**WHAT TO PRODUCE:** Reproduce all of the data exactly as written.

** Opening RECORDS FOR THE TASK block **

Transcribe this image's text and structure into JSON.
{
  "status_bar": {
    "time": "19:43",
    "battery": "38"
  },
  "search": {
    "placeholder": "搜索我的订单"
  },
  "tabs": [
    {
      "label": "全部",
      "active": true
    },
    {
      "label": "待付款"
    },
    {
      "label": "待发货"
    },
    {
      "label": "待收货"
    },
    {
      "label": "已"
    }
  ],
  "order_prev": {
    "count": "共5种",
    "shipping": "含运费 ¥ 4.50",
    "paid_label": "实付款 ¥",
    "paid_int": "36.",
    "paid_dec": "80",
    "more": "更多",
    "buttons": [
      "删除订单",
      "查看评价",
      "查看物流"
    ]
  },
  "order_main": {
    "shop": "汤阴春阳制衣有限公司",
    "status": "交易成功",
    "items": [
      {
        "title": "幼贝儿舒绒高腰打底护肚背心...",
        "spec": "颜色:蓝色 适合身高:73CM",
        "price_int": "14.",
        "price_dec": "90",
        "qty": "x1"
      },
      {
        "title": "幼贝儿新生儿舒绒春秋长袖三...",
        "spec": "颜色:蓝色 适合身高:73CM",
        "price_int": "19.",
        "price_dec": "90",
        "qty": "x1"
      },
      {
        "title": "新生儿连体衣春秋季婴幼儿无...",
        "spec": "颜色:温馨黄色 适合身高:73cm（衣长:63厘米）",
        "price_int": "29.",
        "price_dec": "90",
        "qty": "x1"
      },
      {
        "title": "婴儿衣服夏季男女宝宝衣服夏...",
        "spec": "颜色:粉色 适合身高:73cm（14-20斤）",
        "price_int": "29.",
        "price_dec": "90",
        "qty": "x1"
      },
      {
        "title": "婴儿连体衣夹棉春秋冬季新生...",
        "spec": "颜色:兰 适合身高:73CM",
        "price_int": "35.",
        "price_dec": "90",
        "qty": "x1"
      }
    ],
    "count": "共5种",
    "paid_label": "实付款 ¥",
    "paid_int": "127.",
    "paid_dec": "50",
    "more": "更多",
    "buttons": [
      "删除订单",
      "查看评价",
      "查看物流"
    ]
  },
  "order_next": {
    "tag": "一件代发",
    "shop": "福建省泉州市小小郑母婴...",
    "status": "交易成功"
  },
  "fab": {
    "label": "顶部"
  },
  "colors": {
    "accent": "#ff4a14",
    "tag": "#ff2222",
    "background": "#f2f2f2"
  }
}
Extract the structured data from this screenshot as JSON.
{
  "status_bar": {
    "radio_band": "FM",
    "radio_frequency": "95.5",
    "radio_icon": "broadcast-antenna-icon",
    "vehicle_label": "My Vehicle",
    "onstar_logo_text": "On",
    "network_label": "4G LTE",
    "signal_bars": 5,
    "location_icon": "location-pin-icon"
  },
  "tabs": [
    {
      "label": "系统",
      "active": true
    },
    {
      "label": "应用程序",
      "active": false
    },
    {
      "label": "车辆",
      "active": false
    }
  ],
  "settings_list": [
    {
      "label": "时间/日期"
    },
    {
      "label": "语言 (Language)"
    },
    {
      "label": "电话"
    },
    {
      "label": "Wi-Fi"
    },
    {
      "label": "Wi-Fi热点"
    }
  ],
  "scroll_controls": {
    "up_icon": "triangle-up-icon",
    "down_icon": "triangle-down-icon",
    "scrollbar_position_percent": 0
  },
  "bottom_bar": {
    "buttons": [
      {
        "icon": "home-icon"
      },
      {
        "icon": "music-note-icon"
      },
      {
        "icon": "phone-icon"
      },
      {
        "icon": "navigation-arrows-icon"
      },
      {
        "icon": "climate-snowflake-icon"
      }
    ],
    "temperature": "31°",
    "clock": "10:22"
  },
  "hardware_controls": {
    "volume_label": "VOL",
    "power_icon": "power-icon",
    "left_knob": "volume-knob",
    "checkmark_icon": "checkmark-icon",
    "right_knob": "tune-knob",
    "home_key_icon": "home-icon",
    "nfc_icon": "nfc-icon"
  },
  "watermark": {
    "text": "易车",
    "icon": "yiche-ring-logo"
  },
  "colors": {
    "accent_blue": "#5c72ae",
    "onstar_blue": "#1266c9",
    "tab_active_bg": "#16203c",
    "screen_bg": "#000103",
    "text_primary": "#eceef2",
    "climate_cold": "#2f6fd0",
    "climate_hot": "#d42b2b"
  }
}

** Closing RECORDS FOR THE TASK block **

**ANSWER FOR THE TASK:**
Transcribe this image's text and structure into JSON.
{
  "status_bar": {
    "time": "19:43",
    "battery": "38"
  },
  "search": {
    "placeholder": "搜索我的订单"
  },
  "tabs": [
    {
      "label": "全部",
      "active": true
    },
    {
      "label": "待付款"
    },
    {
      "label": "待发货"
    },
    {
      "label": "待收货"
    },
    {
      "label": "已"
    }
  ],
  "order_prev": {
    "count": "共5种",
    "shipping": "含运费 ¥ 4.50",
    "paid_label": "实付款 ¥",
    "paid_int": "36.",
    "paid_dec": "80",
    "more": "更多",
    "buttons": [
      "删除订单",
      "查看评价",
      "查看物流"
    ]
  },
  "order_main": {
    "shop": "汤阴春阳制衣有限公司",
    "status": "交易成功",
    "items": [
      {
        "title": "幼贝儿舒绒高腰打底护肚背心...",
        "spec": "颜色:蓝色 适合身高:73CM",
        "price_int": "14.",
        "price_dec": "90",
        "qty": "x1"
      },
      {
        "title": "幼贝儿新生儿舒绒春秋长袖三...",
        "spec": "颜色:蓝色 适合身高:73CM",
        "price_int": "19.",
        "price_dec": "90",
        "qty": "x1"
      },
      {
        "title": "新生儿连体衣春秋季婴幼儿无...",
        "spec": "颜色:温馨黄色 适合身高:73cm（衣长:63厘米）",
        "price_int": "29.",
        "price_dec": "90",
        "qty": "x1"
      },
      {
        "title": "婴儿衣服夏季男女宝宝衣服夏...",
        "spec": "颜色:粉色 适合身高:73cm（14-20斤）",
        "price_int": "29.",
        "price_dec": "90",
        "qty": "x1"
      },
      {
        "title": "婴儿连体衣夹棉春秋冬季新生...",
        "spec": "颜色:兰 适合身高:73CM",
        "price_int": "35.",
        "price_dec": "90",
        "qty": "x1"
      }
    ],
    "count": "共5种",
    "paid_label": "实付款 ¥",
    "paid_int": "127.",
    "paid_dec": "50",
    "more": "更多",
    "buttons": [
      "删除订单",
      "查看评价",
      "查看物流"
    ]
  },
  "order_next": {
    "tag": "一件代发",
    "shop": "福建省泉州市小小郑母婴...",
    "status": "交易成功"
  },
  "fab": {
    "label": "顶部"
  },
  "colors": {
    "accent": "#ff4a14",
    "tag": "#ff2222",
    "background": "#f2f2f2"
  }
}
Extract the structured data from this screenshot as JSON.
{
  "status_bar": {
    "radio_band": "FM",
    "radio_frequency": "95.5",
    "radio_icon": "broadcast-antenna-icon",
    "vehicle_label": "My Vehicle",
    "onstar_logo_text": "On",
    "network_label": "4G LTE",
    "signal_bars": 5,
    "location_icon": "location-pin-icon"
  },
  "tabs": [
    {
      "label": "系统",
      "active": true
    },
    {
      "label": "应用程序",
      "active": false
    },
    {
      "label": "车辆",
      "active": false
    }
  ],
  "settings_list": [
    {
      "label": "时间/日期"
    },
    {
      "label": "语言 (Language)"
    },
    {
      "label": "电话"
    },
    {
      "label": "Wi-Fi"
    },
    {
      "label": "Wi-Fi热点"
    }
  ],
  "scroll_controls": {
    "up_icon": "triangle-up-icon",
    "down_icon": "triangle-down-icon",
    "scrollbar_position_percent": 0
  },
  "bottom_bar": {
    "buttons": [
      {
        "icon": "home-icon"
      },
      {
        "icon": "music-note-icon"
      },
      {
        "icon": "phone-icon"
      },
      {
        "icon": "navigation-arrows-icon"
      },
      {
        "icon": "climate-snowflake-icon"
      }
    ],
    "temperature": "31°",
    "clock": "10:22"
  },
  "hardware_controls": {
    "volume_label": "VOL",
    "power_icon": "power-icon",
    "left_knob": "volume-knob",
    "checkmark_icon": "checkmark-icon",
    "right_knob": "tune-knob",
    "home_key_icon": "home-icon",
    "nfc_icon": "nfc-icon"
  },
  "watermark": {
    "text": "易车",
    "icon": "yiche-ring-logo"
  },
  "colors": {
    "accent_blue": "#5c72ae",
    "onstar_blue": "#1266c9",
    "tab_active_bg": "#16203c",
    "screen_bg": "#000103",
    "text_primary": "#eceef2",
    "climate_cold": "#2f6fd0",
    "climate_hot": "#d42b2b"
  }
}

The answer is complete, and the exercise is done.